Rams still searching for second option at WR

ST. LOUIS – The ambitious rookie wants his chance, his drive obvious with each word he speaks. He envisions growing into the St. Louis Rams’ second wide receiver option behind Danny Amendola, because he’s not the type to become settled.

“Oh, definitely,” said Chris Givens, taken 96th overall from Wake Forest. “That’s something I think about right now, every day. I’m not the type who’s going to be content with just having a certain role. I want to be a major contributor to the offense.”

The hardened veteran wants his chance, his drive obvious with a slight smile before he speaks. He envisions growing into the Rams’ second wide receiver option behind Amendola, because he’s not the type to let opportunity pass him by.

“Yeah, definitely,” said Steve Smith, signed by St. Louis in March after spending his first five NFL seasons with the New York Giants and Philadelphia Eagles. “I’ve just got to go out there and play and show my performance.”

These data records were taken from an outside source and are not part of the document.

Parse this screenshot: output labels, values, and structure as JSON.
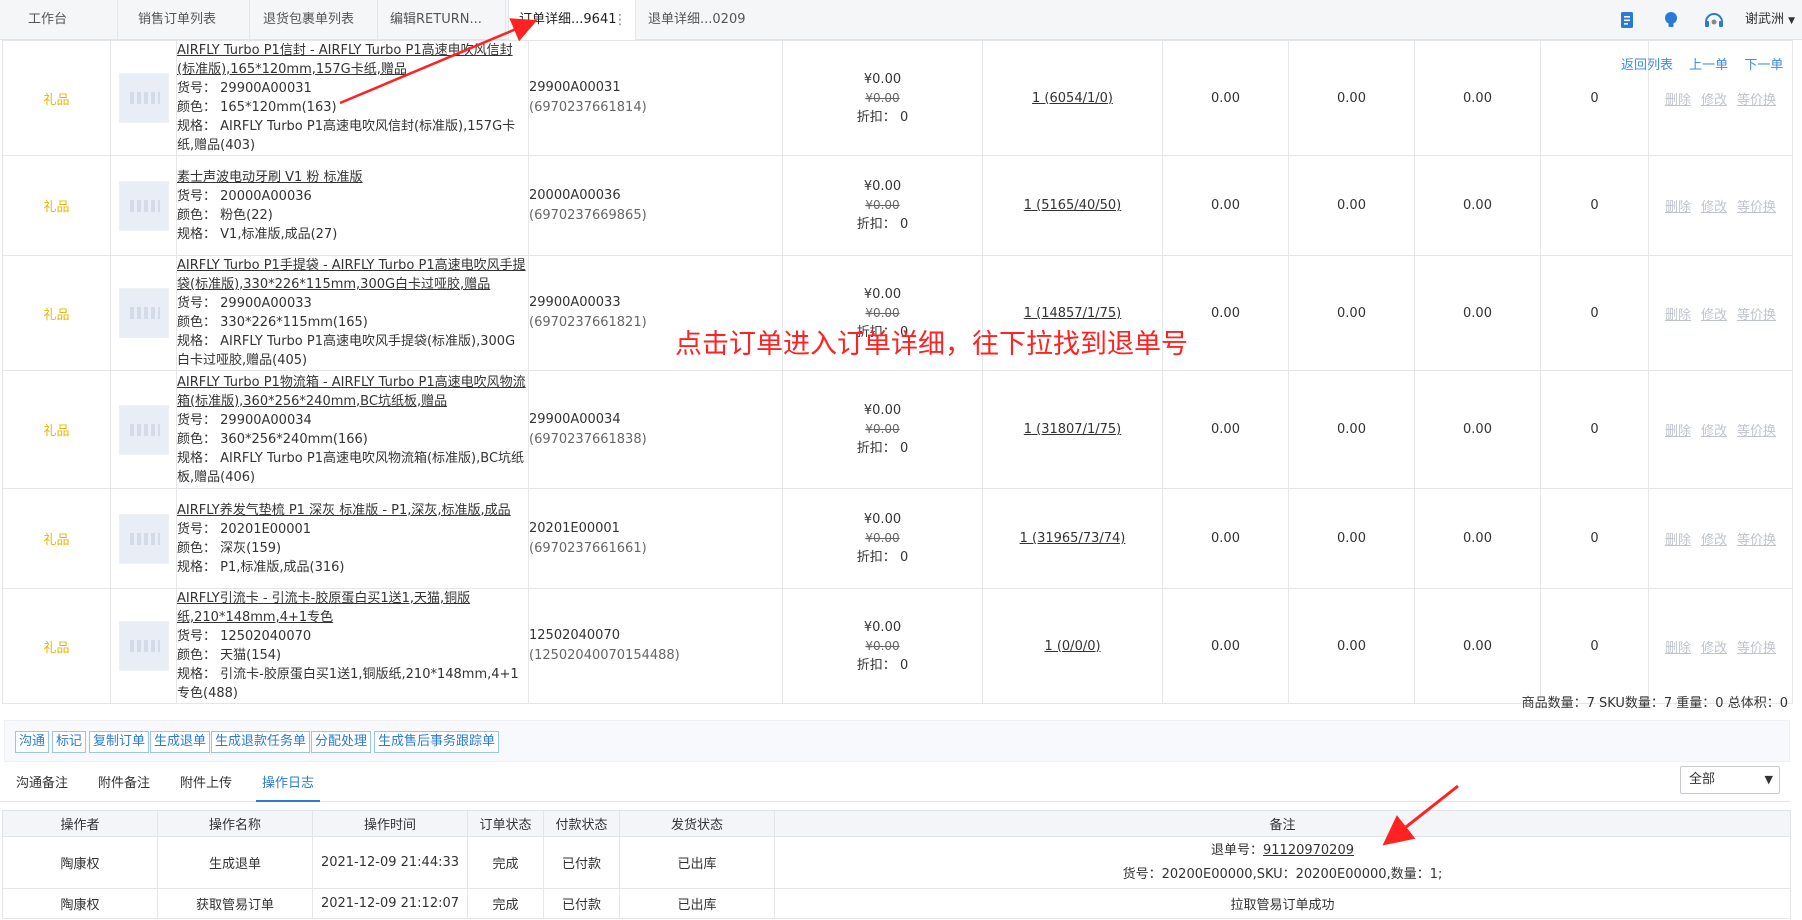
{
  "topbar": {
    "tabs": [
      {
        "label": "工作台"
      },
      {
        "label": "销售订单列表"
      },
      {
        "label": "退货包裹单列表"
      },
      {
        "label": "编辑RETURN..."
      },
      {
        "label": "订单详细...9641"
      },
      {
        "label": "退单详细...0209"
      }
    ],
    "more_glyph": "⋮",
    "icons": [
      "book-icon",
      "bulb-icon",
      "headset-icon"
    ],
    "username": "谢武洲"
  },
  "nav": {
    "back": "返回列表",
    "prev": "上一单",
    "next": "下一单"
  },
  "labels": {
    "sku_prefix": "货号：",
    "color_prefix": "颜色：",
    "spec_prefix": "规格：",
    "discount_prefix": "折扣：",
    "delete": "删除",
    "edit": "修改",
    "exchange": "等价换"
  },
  "products": [
    {
      "tag": "礼品",
      "name": "AIRFLY Turbo P1信封 - AIRFLY Turbo P1高速电吹风信封(标准版),165*120mm,157G卡纸,赠品",
      "sku": "29900A00031",
      "color": "165*120mm(163)",
      "spec": "AIRFLY Turbo P1高速电吹风信封(标准版),157G卡纸,赠品(403)",
      "code": "29900A00031",
      "ean": "(6970237661814)",
      "price": "¥0.00",
      "old_price": "¥0.00",
      "discount": "0",
      "stock": "1 (6054/1/0)",
      "v1": "0.00",
      "v2": "0.00",
      "v3": "0.00",
      "v4": "0"
    },
    {
      "tag": "礼品",
      "name": "素士声波电动牙刷 V1 粉 标准版",
      "sku": "20000A00036",
      "color": "粉色(22)",
      "spec": "V1,标准版,成品(27)",
      "code": "20000A00036",
      "ean": "(6970237669865)",
      "price": "¥0.00",
      "old_price": "¥0.00",
      "discount": "0",
      "stock": "1 (5165/40/50)",
      "v1": "0.00",
      "v2": "0.00",
      "v3": "0.00",
      "v4": "0"
    },
    {
      "tag": "礼品",
      "name": "AIRFLY Turbo P1手提袋 - AIRFLY Turbo P1高速电吹风手提袋(标准版),330*226*115mm,300G白卡过哑胶,赠品",
      "sku": "29900A00033",
      "color": "330*226*115mm(165)",
      "spec": "AIRFLY Turbo P1高速电吹风手提袋(标准版),300G白卡过哑胶,赠品(405)",
      "code": "29900A00033",
      "ean": "(6970237661821)",
      "price": "¥0.00",
      "old_price": "¥0.00",
      "discount": "0",
      "stock": "1 (14857/1/75)",
      "v1": "0.00",
      "v2": "0.00",
      "v3": "0.00",
      "v4": "0"
    },
    {
      "tag": "礼品",
      "name": "AIRFLY Turbo P1物流箱 - AIRFLY Turbo P1高速电吹风物流箱(标准版),360*256*240mm,BC坑纸板,赠品",
      "sku": "29900A00034",
      "color": "360*256*240mm(166)",
      "spec": "AIRFLY Turbo P1高速电吹风物流箱(标准版),BC坑纸板,赠品(406)",
      "code": "29900A00034",
      "ean": "(6970237661838)",
      "price": "¥0.00",
      "old_price": "¥0.00",
      "discount": "0",
      "stock": "1 (31807/1/75)",
      "v1": "0.00",
      "v2": "0.00",
      "v3": "0.00",
      "v4": "0"
    },
    {
      "tag": "礼品",
      "name": "AIRFLY养发气垫梳 P1 深灰 标准版 - P1,深灰,标准版,成品",
      "sku": "20201E00001",
      "color": "深灰(159)",
      "spec": "P1,标准版,成品(316)",
      "code": "20201E00001",
      "ean": "(6970237661661)",
      "price": "¥0.00",
      "old_price": "¥0.00",
      "discount": "0",
      "stock": "1 (31965/73/74)",
      "v1": "0.00",
      "v2": "0.00",
      "v3": "0.00",
      "v4": "0"
    },
    {
      "tag": "礼品",
      "name": "AIRFLY引流卡 - 引流卡-胶原蛋白买1送1,天猫,铜版纸,210*148mm,4+1专色",
      "sku": "12502040070",
      "color": "天猫(154)",
      "spec": "引流卡-胶原蛋白买1送1,铜版纸,210*148mm,4+1专色(488)",
      "code": "12502040070",
      "ean": "(12502040070154488)",
      "price": "¥0.00",
      "old_price": "¥0.00",
      "discount": "0",
      "stock": "1 (0/0/0)",
      "v1": "0.00",
      "v2": "0.00",
      "v3": "0.00",
      "v4": "0"
    }
  ],
  "annotation": "点击订单进入订单详细，往下拉找到退单号",
  "summary": "商品数量：7  SKU数量：7  重量：0  总体积：0",
  "actions": [
    "沟通",
    "标记",
    "复制订单",
    "生成退单",
    "生成退款任务单",
    "分配处理",
    "生成售后事务跟踪单"
  ],
  "subtabs": [
    "沟通备注",
    "附件备注",
    "附件上传",
    "操作日志"
  ],
  "filter": {
    "selected": "全部"
  },
  "log": {
    "headers": [
      "操作者",
      "操作名称",
      "操作时间",
      "订单状态",
      "付款状态",
      "发货状态",
      "备注"
    ],
    "rows": [
      {
        "operator": "陶康权",
        "action": "生成退单",
        "time": "2021-12-09 21:44:33",
        "order_status": "完成",
        "pay_status": "已付款",
        "ship_status": "已出库",
        "remark_prefix": "退单号：",
        "remark_link": "91120970209",
        "remark_line2": "货号：20200E00000,SKU：20200E00000,数量：1;"
      },
      {
        "operator": "陶康权",
        "action": "获取管易订单",
        "time": "2021-12-09 21:12:07",
        "order_status": "完成",
        "pay_status": "已付款",
        "ship_status": "已出库",
        "remark": "拉取管易订单成功"
      }
    ]
  },
  "colors": {
    "accent": "#2b7bd6",
    "gift": "#e6b800",
    "annotation": "#ff2222"
  }
}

Good news for the Rams: Their senior member of the slot is back after missing most of the 2011 season because of a torn triceps and a dislocated elbow in his left arm sustained in a Week 1 loss to the Eagles. Amendola, who has 1,060 yards receiving and four touchdowns in three seasons as the Gateway City’s sawed-off specialist in the middle, will provide valued hands for quarterback Sam Bradford that were AWOL for all but three quarters last fall. His return is welcome.

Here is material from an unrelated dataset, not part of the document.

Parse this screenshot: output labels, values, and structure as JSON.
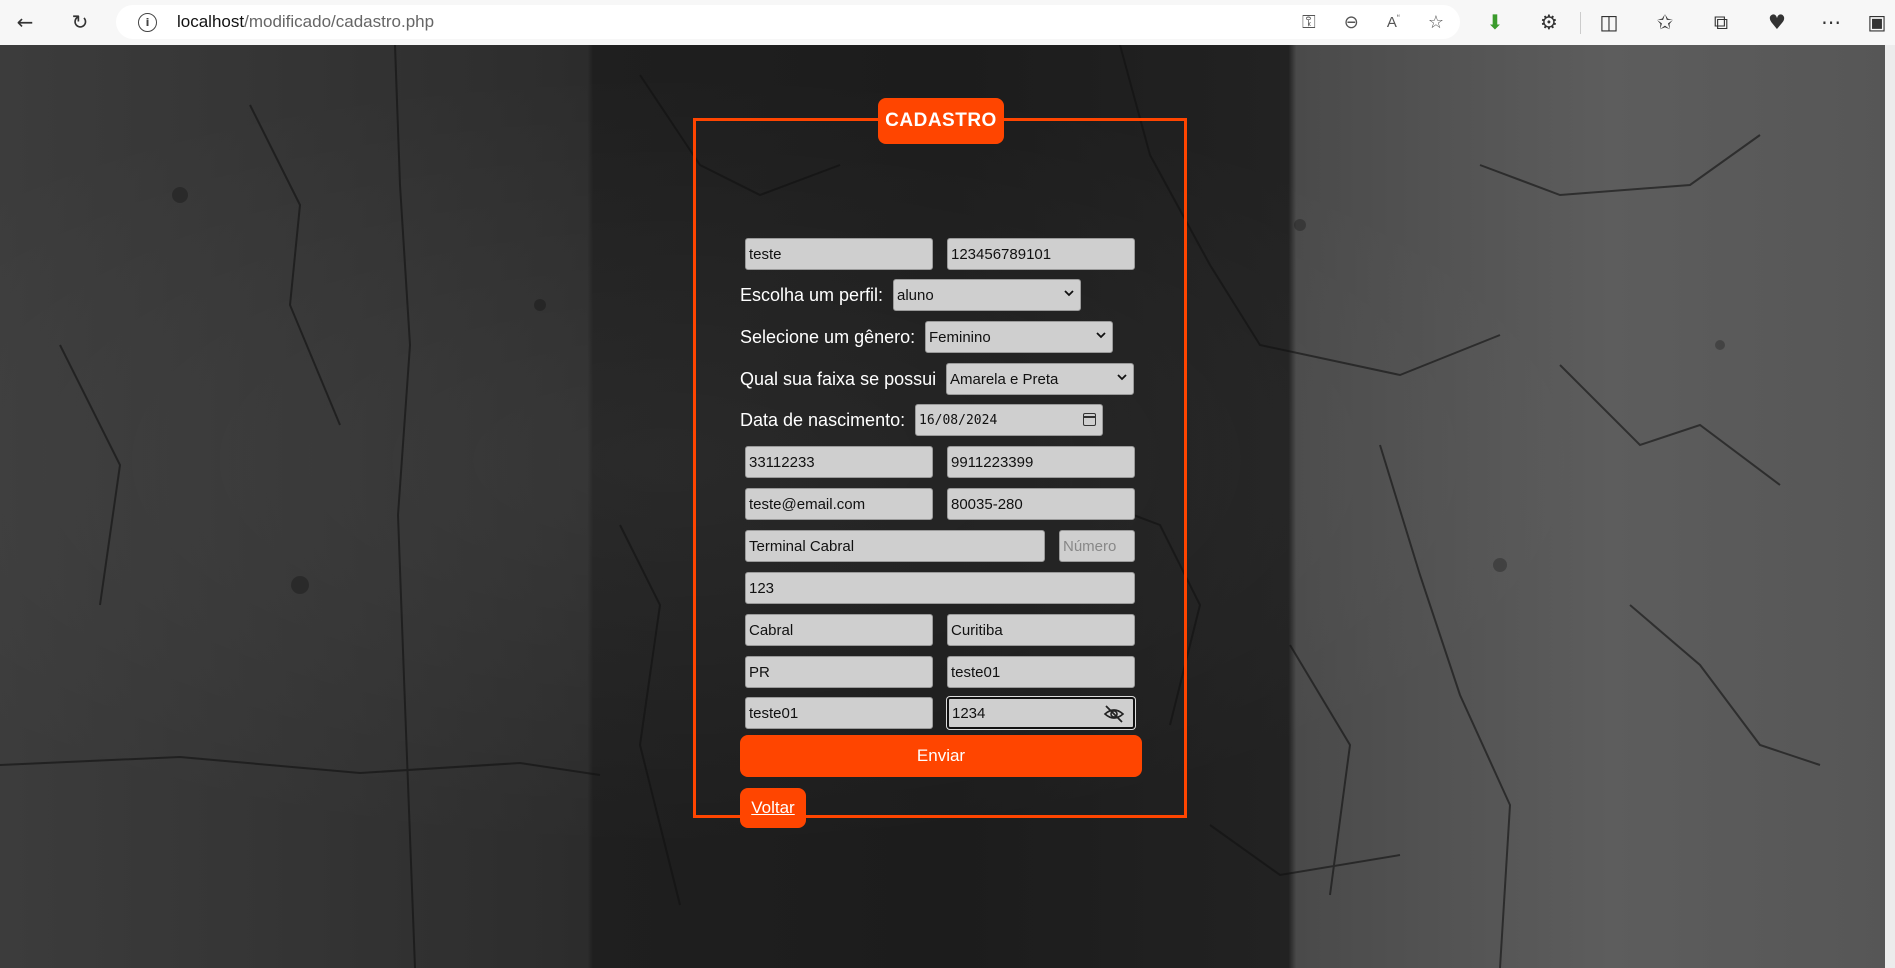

Bad news: Through two preseason games, it’s unclear who the Rams’ second receiving option will be when facing the Detroit Lions in Week 1. Austin Pettis has four catches for 47 yards, but he’ll miss the first two regular-season games without pay for violating the NFL’s performance-enhancing drug policy last December; Givens (three catches for 40 yards) and fellow rookie Brian Quick (four catches for 29 yards) are skilled but both are as green as the turf they cut on at the Edward Jones Dome; Smith (three catches for 24 yards) is seasoned, but he only caught 11 passes in nine games with the Eagles in 2011; Brandon Gibson and Danario Alexander have been off the grid throughout most of training camp because of hamstring issues.

So the question remains: Who will be the trusted No. 2?

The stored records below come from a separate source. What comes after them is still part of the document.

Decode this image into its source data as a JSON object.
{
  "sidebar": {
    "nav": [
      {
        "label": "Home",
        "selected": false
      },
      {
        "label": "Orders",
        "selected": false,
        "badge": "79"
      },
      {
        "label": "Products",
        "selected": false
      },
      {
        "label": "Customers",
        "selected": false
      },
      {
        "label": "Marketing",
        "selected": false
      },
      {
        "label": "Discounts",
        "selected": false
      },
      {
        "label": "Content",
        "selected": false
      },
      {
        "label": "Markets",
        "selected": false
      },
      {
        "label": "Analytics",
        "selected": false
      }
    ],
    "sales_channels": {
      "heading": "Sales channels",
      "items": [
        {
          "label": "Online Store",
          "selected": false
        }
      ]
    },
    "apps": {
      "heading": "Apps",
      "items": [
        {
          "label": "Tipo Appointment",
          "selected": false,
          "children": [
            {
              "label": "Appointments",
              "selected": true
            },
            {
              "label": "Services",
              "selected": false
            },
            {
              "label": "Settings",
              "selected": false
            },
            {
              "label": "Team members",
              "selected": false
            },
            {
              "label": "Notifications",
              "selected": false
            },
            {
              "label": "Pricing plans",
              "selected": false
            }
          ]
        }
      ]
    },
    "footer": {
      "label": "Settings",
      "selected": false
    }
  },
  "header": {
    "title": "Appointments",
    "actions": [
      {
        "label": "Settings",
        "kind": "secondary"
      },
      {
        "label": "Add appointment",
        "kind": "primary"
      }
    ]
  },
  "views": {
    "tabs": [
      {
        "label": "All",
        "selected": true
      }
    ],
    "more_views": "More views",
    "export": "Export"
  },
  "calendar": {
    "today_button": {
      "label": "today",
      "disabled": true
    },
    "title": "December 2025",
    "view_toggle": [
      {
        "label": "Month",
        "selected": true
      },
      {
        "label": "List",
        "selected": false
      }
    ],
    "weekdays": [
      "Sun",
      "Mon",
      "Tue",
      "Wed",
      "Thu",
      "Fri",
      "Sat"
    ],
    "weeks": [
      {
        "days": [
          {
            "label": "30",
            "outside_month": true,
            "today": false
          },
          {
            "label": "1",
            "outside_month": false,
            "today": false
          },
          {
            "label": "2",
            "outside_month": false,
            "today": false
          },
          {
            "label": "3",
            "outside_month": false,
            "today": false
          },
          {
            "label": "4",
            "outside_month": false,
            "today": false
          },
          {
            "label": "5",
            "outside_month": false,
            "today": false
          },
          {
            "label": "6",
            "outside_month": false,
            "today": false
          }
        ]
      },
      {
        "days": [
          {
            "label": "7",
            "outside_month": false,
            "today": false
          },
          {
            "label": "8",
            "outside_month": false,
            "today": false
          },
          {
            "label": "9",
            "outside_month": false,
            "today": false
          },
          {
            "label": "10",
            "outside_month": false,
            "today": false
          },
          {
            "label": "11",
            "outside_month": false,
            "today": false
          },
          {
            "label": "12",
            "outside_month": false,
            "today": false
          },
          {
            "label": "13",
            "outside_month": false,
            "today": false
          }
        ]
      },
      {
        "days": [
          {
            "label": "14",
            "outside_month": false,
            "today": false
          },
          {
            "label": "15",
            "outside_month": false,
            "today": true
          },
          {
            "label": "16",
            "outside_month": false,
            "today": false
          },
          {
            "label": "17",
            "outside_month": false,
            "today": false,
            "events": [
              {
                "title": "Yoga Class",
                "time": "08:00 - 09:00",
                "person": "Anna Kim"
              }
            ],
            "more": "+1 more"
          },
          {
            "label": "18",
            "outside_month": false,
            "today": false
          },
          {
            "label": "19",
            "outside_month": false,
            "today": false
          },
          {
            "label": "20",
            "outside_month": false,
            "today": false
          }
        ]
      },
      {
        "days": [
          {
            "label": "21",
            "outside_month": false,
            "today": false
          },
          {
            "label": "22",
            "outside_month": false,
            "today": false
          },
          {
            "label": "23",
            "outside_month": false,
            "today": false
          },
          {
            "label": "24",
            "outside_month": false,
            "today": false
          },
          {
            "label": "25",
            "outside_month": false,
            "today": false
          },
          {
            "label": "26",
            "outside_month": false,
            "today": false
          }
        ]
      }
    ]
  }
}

“I think there’s still some tough calls,” said offensive coordinator Brian Schottenheimer, who has installed a West Coast-like system after spending six seasons with the New York Jets. “I think we know we got a good core group of guys. Again, we’re still waiting for some guys to separate themselves. Again, then you start playing the numbers game. But we’re very pleased with what those guys have done. In these next couple of games, we expect to have a couple guys step up.”

The next couple games will include that chance. It’s key that someone – anyone – wrestles the opportunity by its collar, because the Rams’ air attack had more flight delays last season than Lambert-St. Louis International Airport during a midwinter blizzard.

The Rams ranked 30th in pass offense with an average of 179.4 yards per game, squeezing past the Denver Broncos (152.1) and Jacksonville Jaguars (136.2) for the cellar spots in the category. That was a dip from Bradford’s rookie season, when St. Louis averaged 204.2 yards per game through the air – a total that ranked 21st in the league.

But there’s promise in youth. Amendola, the slot sage himself, likes what he sees from Quick and Givens. The preseason is like shaking a wrapped birthday gift – you never know what you’re going to get – but there are signs that the Rams’ passing game could have more pop.

“It’s going good,” Amendola said of the wide receiver competition. “Young guys with a bunch of speed and talent (are) trying to get this playbook down. … They’re coming in – they’re ready to play. They’re ready to learn this offense – the ends and outs and what it takes to be a professional wide receiver. They’re ready to go.”

They better be, because Bradford will trust them to provide an escape hatch with a terror like Lions defensive tackle Ndamukong Suh chasing him in more than two weeks. Last season, there were precious few options for the former Heisman Trophy winner in a painful year: Brandon Lloyd, now with the New England Patriots, led the Rams with 51 catches for 683 yards and five touchdowns; Gibson followed with 36 catches for 431 yards and a touchdown; Alexander had 26 catches for 431 yards and two touchdowns.

Will there be a correction in the coming months? Will Sundays include more firepower for Bradford in his most important season?

They better – or the former top draft pick’s arm will be grounded again.

“In those certain areas where there is competition, we tried to create at least an even opportunity for them as best we can,” Rams coach Jeff Fisher said. “We’ll see. There will be some things that will be settled here in the next week or so.”

He’s right. Many in the Rams’ wide receiving corps want their chance to be the trusted No. 2.

May the group’s strongest emerge.

You can follow Andrew Astleford on Twitter @aastleford or email him at aastleford@gmail.com.